Depending on the nut, soak in filtered water anywhere between twenty minutes to overnight in the fridge for best results. Be sure to rinse when you are finished soaking.
So if nothing else you are helping to cleanse the nuts to increase enzyme activity and rid them of any residues and make it easier for your body to digest them.
I like to soak them first then let them dry and then add a little sea salt or Himalayan salt to them for taste.
Last but not least I’ll talk about Peanuts which are not a nut at all but a legume. One of the most concerning toxins associated with peanuts is a mold that produces aflatoxin. Aflatoxin is a known carcinogen. Aflatoxin consumption has also been shown to stunt growth in children. Any food that is creating congestion in the liver may potentially impede its important functions, including detoxification and fat-burning.
Why are peanuts so susceptible to toxins? They are actually legumes, and not nuts. While nuts have a hard, protective shell (think about walnut and pecan shells and just how difficult they are to crack), legumes have a soft, permeable pod. Peanuts also grow underground, because they are part of the plant’s root system. Growing underground with a permeable pod leaves peanuts at the mercy of temperature and moisture conditions including warm humidity that allows for the growth of molds. Peanuts can also grow molds during storage, shipping, or even on grocery store shelves if the conditions are right for doing so.
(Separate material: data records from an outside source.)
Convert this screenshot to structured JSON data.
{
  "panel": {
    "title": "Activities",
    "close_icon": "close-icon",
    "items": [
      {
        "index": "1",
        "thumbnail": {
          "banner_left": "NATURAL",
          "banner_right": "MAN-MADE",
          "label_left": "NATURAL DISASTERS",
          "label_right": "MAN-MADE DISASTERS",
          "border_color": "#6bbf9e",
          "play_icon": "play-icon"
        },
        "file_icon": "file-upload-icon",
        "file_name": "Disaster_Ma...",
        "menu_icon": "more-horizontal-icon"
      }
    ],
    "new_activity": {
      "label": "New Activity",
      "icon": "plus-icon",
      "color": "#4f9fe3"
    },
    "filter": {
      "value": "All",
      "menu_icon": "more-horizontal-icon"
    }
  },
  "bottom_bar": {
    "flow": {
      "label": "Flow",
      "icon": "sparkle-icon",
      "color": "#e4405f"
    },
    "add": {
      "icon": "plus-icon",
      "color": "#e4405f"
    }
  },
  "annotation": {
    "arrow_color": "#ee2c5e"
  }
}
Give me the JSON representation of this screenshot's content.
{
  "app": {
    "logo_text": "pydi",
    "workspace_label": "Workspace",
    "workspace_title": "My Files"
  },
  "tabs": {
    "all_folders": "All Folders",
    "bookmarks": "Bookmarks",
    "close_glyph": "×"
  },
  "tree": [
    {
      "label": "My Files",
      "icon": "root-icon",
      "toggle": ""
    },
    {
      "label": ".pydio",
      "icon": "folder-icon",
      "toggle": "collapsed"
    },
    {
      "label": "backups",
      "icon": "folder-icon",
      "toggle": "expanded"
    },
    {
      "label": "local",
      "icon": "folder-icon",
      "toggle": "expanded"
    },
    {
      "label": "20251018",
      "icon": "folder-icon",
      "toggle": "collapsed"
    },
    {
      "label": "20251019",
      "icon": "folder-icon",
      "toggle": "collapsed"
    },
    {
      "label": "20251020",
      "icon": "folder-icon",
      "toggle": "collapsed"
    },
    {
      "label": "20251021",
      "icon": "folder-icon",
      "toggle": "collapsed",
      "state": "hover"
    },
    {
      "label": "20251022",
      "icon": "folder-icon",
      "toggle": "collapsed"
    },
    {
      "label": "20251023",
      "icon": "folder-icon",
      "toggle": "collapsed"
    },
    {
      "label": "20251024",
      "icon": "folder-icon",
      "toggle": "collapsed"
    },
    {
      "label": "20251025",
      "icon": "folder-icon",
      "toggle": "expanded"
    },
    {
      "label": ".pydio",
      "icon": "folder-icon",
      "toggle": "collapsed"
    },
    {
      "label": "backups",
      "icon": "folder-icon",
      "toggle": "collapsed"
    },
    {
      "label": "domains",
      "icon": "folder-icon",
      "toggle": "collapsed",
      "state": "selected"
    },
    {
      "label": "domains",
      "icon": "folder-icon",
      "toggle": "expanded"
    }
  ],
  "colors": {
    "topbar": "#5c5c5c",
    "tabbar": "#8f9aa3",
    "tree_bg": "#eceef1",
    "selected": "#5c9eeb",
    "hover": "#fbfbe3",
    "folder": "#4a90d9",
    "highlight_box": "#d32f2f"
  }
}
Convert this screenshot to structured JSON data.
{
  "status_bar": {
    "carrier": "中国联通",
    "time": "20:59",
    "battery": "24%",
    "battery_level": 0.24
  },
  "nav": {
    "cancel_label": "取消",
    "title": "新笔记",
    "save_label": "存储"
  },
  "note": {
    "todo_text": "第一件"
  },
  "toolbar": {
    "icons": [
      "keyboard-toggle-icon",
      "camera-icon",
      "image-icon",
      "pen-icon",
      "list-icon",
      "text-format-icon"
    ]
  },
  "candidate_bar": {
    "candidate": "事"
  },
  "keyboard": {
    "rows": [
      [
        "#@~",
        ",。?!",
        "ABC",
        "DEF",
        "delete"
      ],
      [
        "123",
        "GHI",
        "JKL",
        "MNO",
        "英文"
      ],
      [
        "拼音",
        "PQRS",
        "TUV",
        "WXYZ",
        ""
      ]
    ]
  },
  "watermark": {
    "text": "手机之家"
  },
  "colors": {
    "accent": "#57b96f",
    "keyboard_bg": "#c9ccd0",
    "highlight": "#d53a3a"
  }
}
This is true EVEN for organic peanuts or peanut butter, as it is the nature of the peanut itself and doesn’t have to do with pesticides or herbicides.